"Messrs. Calder & Co., who manufacture most of the malt used in their brewings, have malthouses in King Street, near the railway station, as well as on the brewery premises. Those situated in the town, which have a steeping capacity of sixty quarters, are the most important, having been erected by the present firm in 1875. They comprise a double range of buildings, three storeys high, constructed of stone, and of neat elevation. In each range, are two growing floors, and, over them, barley garners and malt bins. The kiln floors are laid with tiles, the furnaces are open choffers, and the heat is dispersed by spark-plates. After a brief inspection of these fine maltings, we returned to the riverside, and looked through those at the brewery, each of which has a steeping capacity of twenty-five quarters. These are also built of stone with slate roofs, and, at the top of one of them, which adjoins the brewery, there is an extensive hop store. In this malting, there is a growing floor, 60 feet in length, the basement of which forms a fine cellar. It also contains screening rooms, five malt bins, holding 450 quarters of malt, and a large malt store, over the mill room. The kilns are similar to those at King Street, being floored with Farnley tiles, and fired by anthracite coal and coke."
"Noted Breweries of Great Britain and Ireland, vol. 4", Alfred Barnard, 1890, page 393.

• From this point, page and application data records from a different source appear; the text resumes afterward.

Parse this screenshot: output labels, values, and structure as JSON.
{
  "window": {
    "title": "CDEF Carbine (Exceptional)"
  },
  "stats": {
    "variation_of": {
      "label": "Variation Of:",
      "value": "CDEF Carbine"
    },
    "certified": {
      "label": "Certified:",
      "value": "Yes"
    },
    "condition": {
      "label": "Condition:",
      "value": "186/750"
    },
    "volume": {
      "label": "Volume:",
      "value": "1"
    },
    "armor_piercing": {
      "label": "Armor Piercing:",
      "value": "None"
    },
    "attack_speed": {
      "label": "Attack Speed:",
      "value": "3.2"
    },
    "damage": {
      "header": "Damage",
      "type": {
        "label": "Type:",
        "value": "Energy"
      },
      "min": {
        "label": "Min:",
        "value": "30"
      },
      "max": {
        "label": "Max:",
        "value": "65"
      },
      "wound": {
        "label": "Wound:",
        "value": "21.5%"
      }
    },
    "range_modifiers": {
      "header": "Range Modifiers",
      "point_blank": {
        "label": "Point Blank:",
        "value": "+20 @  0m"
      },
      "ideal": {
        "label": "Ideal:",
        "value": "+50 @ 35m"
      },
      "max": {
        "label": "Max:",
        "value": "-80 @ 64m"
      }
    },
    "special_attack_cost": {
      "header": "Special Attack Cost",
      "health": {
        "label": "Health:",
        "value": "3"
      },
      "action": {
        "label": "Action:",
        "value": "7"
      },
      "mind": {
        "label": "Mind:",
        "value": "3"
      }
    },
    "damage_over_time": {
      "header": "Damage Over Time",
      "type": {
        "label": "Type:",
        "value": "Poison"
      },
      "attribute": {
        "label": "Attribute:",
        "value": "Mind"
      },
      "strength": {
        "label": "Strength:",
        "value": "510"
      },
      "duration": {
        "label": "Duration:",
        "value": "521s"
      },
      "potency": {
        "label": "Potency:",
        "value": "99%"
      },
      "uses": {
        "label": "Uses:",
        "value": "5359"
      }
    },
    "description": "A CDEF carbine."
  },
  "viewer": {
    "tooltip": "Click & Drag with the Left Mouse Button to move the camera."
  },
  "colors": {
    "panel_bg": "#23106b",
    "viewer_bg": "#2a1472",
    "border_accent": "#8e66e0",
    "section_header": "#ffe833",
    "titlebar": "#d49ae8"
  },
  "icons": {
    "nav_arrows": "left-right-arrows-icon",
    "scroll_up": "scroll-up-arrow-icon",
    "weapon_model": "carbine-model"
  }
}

See that last sentence? In 1890 Calder was kilning using athracite or coke. It's probably fair to assume that they had been doing so since at least the date their new maltings had been built in 1875.
Not that it's any great shock to learn they were using athracite or coke. It would have been odd if they hadn't.
Anyone have a picture of a choffer? I'd like to know what one looked like.